About five o'clock I heard cries of 'A turtle on the starboard bow,' 'A wreck on the starboard bow.' I rushed out to see what it was, and the men climbed into the rigging to obtain a better view of the object. It proved to be a large piece of wood, partially submerged, apparently about twenty or thirty feet long. The exposed part was covered with barnacles and seaweed, and there was a large iron ring attached to one end. We were sailing too fast to stop, or I should have liked to have sent a boat to examine this 'relic of the sea' more closely.

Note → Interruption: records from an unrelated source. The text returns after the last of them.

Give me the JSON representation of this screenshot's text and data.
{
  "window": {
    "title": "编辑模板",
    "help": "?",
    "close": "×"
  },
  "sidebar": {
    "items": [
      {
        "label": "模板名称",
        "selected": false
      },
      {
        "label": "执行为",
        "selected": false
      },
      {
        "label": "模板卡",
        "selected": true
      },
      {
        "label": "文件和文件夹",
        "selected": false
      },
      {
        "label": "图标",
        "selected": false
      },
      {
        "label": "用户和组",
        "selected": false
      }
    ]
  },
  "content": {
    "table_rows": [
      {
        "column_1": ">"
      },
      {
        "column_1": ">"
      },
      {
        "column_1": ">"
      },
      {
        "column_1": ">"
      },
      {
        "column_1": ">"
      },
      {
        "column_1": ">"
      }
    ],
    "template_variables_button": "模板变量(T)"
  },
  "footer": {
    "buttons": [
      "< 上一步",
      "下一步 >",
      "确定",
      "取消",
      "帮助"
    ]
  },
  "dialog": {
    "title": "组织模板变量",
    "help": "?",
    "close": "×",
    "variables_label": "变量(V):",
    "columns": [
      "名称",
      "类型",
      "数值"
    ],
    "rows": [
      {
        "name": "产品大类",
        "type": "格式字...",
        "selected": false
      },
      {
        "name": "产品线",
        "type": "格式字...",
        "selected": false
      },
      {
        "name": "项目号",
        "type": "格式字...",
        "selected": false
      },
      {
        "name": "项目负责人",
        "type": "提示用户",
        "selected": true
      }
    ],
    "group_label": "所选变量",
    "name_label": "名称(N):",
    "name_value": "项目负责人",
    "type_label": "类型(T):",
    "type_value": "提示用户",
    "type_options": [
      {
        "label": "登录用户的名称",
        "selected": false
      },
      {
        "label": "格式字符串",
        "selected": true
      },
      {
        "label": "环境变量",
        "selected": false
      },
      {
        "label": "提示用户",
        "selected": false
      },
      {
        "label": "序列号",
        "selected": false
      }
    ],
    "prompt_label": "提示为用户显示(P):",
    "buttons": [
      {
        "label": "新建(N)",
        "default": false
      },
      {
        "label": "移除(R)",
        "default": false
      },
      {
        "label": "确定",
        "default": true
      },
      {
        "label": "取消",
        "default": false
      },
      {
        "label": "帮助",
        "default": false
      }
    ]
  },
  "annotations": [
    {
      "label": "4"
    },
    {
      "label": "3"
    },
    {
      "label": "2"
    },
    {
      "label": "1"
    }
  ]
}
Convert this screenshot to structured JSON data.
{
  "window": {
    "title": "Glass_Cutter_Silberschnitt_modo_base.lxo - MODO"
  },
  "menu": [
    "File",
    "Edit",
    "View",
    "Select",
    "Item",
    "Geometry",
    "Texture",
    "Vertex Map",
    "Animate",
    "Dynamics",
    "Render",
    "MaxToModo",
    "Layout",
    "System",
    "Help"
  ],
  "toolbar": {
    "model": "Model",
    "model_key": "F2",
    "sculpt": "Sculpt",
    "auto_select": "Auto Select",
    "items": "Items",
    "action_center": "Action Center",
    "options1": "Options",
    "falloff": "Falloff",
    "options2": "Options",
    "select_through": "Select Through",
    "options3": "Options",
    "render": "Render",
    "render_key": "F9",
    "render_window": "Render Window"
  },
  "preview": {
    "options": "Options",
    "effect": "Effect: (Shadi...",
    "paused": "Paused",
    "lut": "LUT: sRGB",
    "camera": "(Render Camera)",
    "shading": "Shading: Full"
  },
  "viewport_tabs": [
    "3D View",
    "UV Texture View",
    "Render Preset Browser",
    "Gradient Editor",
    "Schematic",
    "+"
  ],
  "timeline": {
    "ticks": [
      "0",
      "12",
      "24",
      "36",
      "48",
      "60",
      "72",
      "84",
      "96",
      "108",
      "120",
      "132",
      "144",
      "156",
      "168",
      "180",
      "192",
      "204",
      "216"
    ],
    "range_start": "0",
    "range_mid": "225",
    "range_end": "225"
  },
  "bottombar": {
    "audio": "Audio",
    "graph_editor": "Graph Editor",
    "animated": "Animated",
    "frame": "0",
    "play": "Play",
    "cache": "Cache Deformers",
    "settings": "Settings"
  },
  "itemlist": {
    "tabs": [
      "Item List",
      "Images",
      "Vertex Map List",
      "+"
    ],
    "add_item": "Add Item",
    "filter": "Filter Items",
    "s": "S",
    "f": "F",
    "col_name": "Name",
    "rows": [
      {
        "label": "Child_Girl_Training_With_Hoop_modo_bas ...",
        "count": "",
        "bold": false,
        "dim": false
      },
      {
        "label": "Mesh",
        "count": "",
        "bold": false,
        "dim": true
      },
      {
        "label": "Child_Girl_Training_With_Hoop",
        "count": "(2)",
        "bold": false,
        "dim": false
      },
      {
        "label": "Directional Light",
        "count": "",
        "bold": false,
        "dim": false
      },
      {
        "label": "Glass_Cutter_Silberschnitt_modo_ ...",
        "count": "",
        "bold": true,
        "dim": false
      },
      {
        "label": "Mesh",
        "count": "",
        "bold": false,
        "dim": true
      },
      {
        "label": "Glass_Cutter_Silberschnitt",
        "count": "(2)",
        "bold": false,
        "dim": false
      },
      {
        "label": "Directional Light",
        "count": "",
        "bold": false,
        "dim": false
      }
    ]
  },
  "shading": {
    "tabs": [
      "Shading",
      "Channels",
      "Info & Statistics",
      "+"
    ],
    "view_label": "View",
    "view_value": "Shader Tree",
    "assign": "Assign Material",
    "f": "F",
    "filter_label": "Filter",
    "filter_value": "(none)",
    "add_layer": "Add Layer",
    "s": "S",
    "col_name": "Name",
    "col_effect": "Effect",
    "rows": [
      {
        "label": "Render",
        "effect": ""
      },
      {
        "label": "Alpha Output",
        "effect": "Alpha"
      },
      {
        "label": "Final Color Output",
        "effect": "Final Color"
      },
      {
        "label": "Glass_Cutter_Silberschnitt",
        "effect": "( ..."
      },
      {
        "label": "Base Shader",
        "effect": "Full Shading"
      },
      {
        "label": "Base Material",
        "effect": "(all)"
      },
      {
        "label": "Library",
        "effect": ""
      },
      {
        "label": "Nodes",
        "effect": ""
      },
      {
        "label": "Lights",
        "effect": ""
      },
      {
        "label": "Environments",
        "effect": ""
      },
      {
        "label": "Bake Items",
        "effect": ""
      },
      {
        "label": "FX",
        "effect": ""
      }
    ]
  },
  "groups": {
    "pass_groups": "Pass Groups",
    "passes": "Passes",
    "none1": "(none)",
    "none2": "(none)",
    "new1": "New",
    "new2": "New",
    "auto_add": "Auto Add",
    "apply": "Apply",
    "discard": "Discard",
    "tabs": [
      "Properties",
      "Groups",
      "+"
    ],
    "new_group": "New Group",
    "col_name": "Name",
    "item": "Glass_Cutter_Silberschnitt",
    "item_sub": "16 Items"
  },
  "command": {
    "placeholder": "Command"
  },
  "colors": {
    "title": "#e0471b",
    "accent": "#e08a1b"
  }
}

These waifs and strays always set me thinking and wondering, and speculating as to what they were originally, whence they came, and all about them, till Tom declares I weave a complete legend for every bit of wood we meet floating about.

Tuesday, March 13th. - About 2.30 a.m. the main peak halyards were carried away. Soon after we gybed, and for two or three hours knocked about in the most unpleasant manner. At daybreak we made the island of Pulu Lapata, or Shoe Island, situated on the coast of Cochin China, looking snowy white in the early morning light.

The day was certainly warm, though we were gliding on steadily and pleasantly before the north-east monsoon.

Wednesday, March 14th. - The monsoon sends us along at the rate of from six to seven knots an hour, without the slightest trouble or inconvenience. There is an unexpected current, though, which sets us about twenty-five miles daily to the westward, notwithstanding the fact that a 'southerly current' is marked on the chart.

March 16th. - There was a general scribble going on all over the ship, in preparation for the post to-morrow, as we hope to make Singapore to-night, or very early in the morning. About noon Pulo Aor was seen on our starboard bow. In the afternoon, being so near the Straits, the funnel was raised and steam got up. At midnight we made the Homburgh Light, and shortly afterwards passed a large steamer steering north. It was a glorious night, though very hot below, and I spent most of it on deck with Tom, observing the land as we slowly steamed ahead half speed.